The high demand of young couples (over 40% of the market) and workers on the move, pushes the rent rates upwards of more than 3% in the last year, bringing them close and slightly lower than those of ten years ago, before the "big crisis" of the brick: average monthly prices are 5.8% lower than the values of 2009 (641 euro).
The increase in demand is favored by an increasingly liquid society, where young cohabiting couples increase, as well as divorces and separations. Work mobility is increasingly distinguishing our country, with medium to long-term transfers to major cities.
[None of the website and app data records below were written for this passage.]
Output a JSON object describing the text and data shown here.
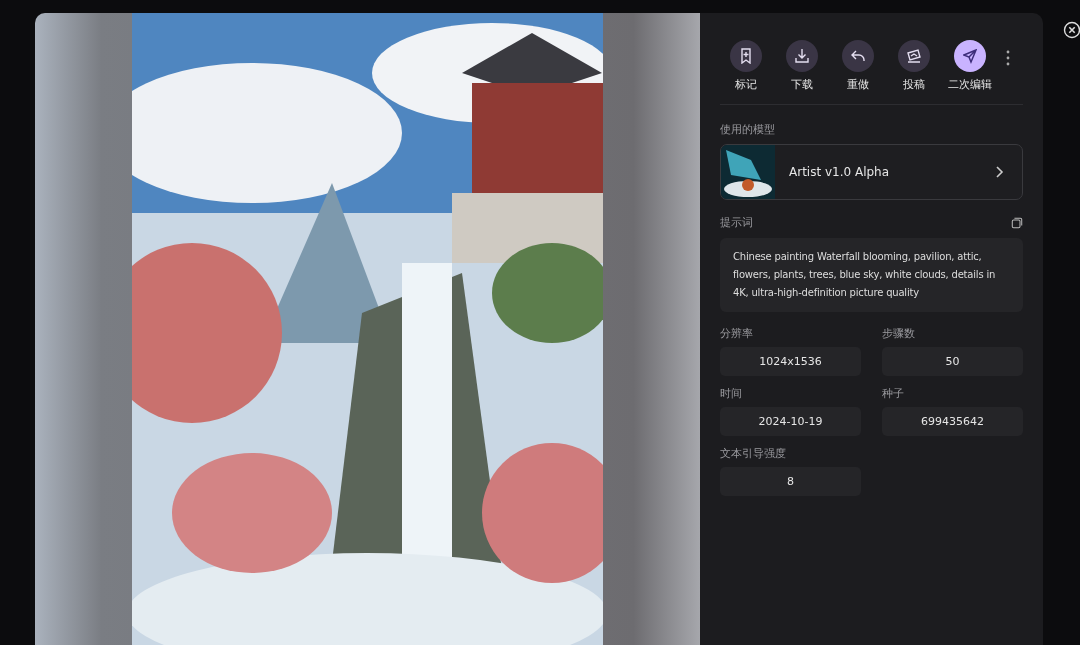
{
  "actions": [
    {
      "label": "标记",
      "selected": false
    },
    {
      "label": "下载",
      "selected": false
    },
    {
      "label": "重做",
      "selected": false
    },
    {
      "label": "投稿",
      "selected": false
    },
    {
      "label": "二次编辑",
      "selected": true
    }
  ],
  "model": {
    "label": "使用的模型",
    "name": "Artist v1.0 Alpha"
  },
  "prompt": {
    "label": "提示词",
    "text": "Chinese painting Waterfall blooming, pavilion, attic, flowers, plants, trees, blue sky, white clouds, details in 4K, ultra-high-definition picture quality"
  },
  "params": [
    {
      "label": "分辨率",
      "value": "1024x1536"
    },
    {
      "label": "步骤数",
      "value": "50"
    },
    {
      "label": "时间",
      "value": "2024-10-19"
    },
    {
      "label": "种子",
      "value": "699435642"
    },
    {
      "label": "文本引导强度",
      "value": "8"
    }
  ]
}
At the same time, the resumption of sales and the shifting of part of the housing supply to the short-term market are causing a reduction in the availability of properties for leasing, pushing up the fees.
The black year was 2014, when average monthly prices hit the minimum of 545 euros, 15% less than in 2009. From here began a slow recovery which accelerated in 2017 (586 euros, + 4.1% compared to the previous year) and this year (604 euros, + 3.1%).
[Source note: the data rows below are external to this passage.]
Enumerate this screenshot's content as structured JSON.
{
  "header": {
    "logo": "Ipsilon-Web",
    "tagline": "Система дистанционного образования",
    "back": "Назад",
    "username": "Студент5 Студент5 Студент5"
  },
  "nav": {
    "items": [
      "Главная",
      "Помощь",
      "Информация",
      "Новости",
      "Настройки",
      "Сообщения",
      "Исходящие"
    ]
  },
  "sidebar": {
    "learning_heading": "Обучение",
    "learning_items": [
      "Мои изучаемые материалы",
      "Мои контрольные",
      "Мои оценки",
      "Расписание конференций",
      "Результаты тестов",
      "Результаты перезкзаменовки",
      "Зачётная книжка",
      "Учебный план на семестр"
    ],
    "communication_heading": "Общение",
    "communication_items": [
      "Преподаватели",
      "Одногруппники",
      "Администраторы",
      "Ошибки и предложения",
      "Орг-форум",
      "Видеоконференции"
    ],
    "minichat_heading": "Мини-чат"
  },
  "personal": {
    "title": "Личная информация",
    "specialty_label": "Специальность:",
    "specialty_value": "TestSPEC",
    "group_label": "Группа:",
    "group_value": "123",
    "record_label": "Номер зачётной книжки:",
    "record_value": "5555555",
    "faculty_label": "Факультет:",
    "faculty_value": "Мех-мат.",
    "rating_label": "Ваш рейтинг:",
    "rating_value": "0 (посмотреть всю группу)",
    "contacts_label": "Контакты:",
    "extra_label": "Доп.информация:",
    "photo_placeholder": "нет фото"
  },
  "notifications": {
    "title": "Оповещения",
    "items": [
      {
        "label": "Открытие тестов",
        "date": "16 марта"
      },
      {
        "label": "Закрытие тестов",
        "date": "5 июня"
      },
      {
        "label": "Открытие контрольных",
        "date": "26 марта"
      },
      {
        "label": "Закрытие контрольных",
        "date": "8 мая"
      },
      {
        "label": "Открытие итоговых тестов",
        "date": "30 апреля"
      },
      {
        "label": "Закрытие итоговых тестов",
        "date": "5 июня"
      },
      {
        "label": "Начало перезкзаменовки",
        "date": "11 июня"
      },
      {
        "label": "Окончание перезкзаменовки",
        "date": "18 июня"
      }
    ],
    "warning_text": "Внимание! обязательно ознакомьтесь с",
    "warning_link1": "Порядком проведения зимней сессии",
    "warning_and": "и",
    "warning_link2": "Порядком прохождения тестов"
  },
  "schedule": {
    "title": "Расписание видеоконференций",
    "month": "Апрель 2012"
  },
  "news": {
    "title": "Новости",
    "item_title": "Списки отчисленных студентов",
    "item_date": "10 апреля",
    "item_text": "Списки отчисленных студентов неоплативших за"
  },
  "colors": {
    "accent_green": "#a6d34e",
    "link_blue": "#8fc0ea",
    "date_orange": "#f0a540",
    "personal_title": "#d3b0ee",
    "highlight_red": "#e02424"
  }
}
The highest increases in rents were in Bologna (+ 10.9%) and Milan (+ 10.2%), but the other large cities also recorded growth rates above average: Rome (+ 7.7%), Venice (+ 6.1%), Florence (+ 5.1%) and Turin (+ 4%).
After the double-digit increases of last year, this year the fees go down instead Genoa (-8.4%) Bari (-6.9%), and Cagliari (-3.8%). In 2018 rental prices also decreased in Trieste (-5.4%), while they are in line with the values of last year Naples (-0.3%) and Perugia.
Milan, with an average of 1,161 euros per month for furnished houses, is the most expensive capital of Italy, with prices over 25% higher than Rome (925 euros) and almost 58% compared to Florence (736 euros). EUR). The rents are also high in Venice (726 euros), Bologna (722 euros) and Trento (701 euros), but become more accessible in Naples (651 euros) and Cagliari (606 euros). Catanzaro (379 euro), Perugia (417 euro) and Potenza (426 euro) also remain the cheapest capitals this year.
The average time needed to rent has gone according to Solo Affitti from 2.1 months in 2017 to 1.9 months this year, with shorter times in the city center (1.6 months) than in the suburbs (2.4 months). In some capitals, as in Cagliari (24 days), Milan and Bologna (27 days) to get to the signing of the contract is less than 30 days. Longer times are required on average in Naples (3.8 months), Bari (3.5 months) and Perugia (3.3 months).
The agreed fee covers 70% of contracts, divided into 3 + 2 contracts (35.8%), those for out-of-campus university students (13.9%) and transitional university students (18.5%). The possibility for the lessor to access the flat rate coupon at 10% (instead of 21%) and the 25% discount on the IMU is to foster the success of the agreed rent contract. The tenant shall deduct from the taxable income a greater share of the rent paid.